The prescribed fire program is the identification of habitats appropriate for the use of prescribed fire, it is currently carried out with the assistance of the Maryland Department of Natural Resources, Forest Service.
Prescribed fire is used to replicate historic ecosystem disturbances that maintain and enhance native biological diversity.
Prescribed fire is used as an alternative to meadow mowing. It removes the layer of dead plant material, also known as duff, allowing sunlight and rain to reach the soil surface promoting the regeneration or establishment, particularly of native wildflowers. While mowing is useful to keep habitats open, over time diversity will decline if dead plant material is not removed.
This depends on site objectives, but most prescribed fires will be conducted prior to or after the growing season for native plants.
A prescribed fire is no longer planned for 2023.
Like all other weather parameters, a prescribed fire prescription lists appropriate conditions. At a minimum The Maryland Department of Natural Resources, Forest Service and Montgomery Parks will look for smoke to raise 200’ above the unit, however, the target is to have the smoke from the fire to raise at least 1500’.
Areas, where prescribed fire is being conducted, will be closed to the public. Staff will be located at access points to inform visitors of closures if they did not see public postings.
If known sensitive wildlife has been observed on the site, we will search the site before conducting a prescribed fire. Currently, we anticipate conducting prescribed fires outside of the growing season. This means that most animals will be dormant and/ or not breeding thus impacts to be negligible and improved habitat should increase wildlife diversity over time.

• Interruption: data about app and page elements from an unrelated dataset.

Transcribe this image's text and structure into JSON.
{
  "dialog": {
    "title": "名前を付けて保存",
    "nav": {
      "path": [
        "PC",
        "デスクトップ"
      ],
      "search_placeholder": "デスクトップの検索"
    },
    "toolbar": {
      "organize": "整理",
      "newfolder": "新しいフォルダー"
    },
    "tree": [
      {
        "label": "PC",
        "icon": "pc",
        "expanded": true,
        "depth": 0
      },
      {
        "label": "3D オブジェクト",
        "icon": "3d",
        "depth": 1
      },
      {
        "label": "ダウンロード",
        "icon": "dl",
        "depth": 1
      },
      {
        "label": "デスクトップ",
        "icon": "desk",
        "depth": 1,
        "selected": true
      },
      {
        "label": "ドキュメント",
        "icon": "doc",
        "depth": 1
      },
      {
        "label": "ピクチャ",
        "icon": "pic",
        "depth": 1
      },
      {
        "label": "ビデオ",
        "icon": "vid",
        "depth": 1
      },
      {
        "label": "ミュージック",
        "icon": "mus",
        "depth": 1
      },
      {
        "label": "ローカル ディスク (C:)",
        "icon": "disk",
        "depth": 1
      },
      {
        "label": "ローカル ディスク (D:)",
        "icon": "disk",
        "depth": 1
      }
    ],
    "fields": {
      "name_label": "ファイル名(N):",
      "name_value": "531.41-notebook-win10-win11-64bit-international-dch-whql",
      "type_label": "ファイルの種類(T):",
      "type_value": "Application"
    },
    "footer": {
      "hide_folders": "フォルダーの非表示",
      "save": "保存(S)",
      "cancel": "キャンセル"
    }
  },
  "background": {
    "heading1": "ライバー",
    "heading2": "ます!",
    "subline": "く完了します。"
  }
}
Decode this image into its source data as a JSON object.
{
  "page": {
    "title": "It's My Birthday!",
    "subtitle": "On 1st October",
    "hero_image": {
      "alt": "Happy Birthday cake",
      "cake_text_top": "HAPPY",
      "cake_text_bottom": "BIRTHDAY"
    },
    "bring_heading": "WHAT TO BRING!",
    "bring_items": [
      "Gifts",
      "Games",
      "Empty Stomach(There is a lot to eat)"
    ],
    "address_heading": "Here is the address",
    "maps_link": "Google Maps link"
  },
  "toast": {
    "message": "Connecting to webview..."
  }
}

1) Prescribed fire plans are created dictating parameters (e.g. fuel characteristics, weather parameters, and containment parameters) for the safe execution of prescribed fires. If even one parameter is not met the prescribed fire will not be conducted. Prescribed fire plans are approved by the Maryland Department of Natural Resources and the local fire authority.
2) Prescribed fire staff is trained to national standards through the National Wildfire Coordinating Group. Adequate resources are on-site including fire engines and suppress teams to ensure containment.
3) Burn breaks are constructed of non-combustible materials such as mineral soil or green grass and are of adequate size to ensure containment.
4) Prescribed fires are ignited at the furthest downwind fire break so that the fire is traveling into the wind low and slow, enhancing the size of the burn break, this is known as a backing fire.
5) When backing fire has made adequate progress and enough area has been burned to contain the fire, flank fires are ignited which run parallel to the prevailing wind direction.
6) Finally, after flank fires have made adequate progress, the head fire can be ignited, completing a ring around the site. The fire will self-extinguish when all three ignition types meet(opens in a new tab).
7) The site is considered secure when all smoldering debris has been completely extinguished and the site is what we call “cold.”
8) Firefighters will not leave the site until it is ensured that no fire residual remains.
9) The burn boss, or person in charge of the fire, will maintain an open line of communication with the local fire authority, reporting ignition and when the site is “cold.”
You can contact Montgomery Parks Vegetation Ecologist, Ryan Colliton, at email@example.com for more information about the prescribed fire program.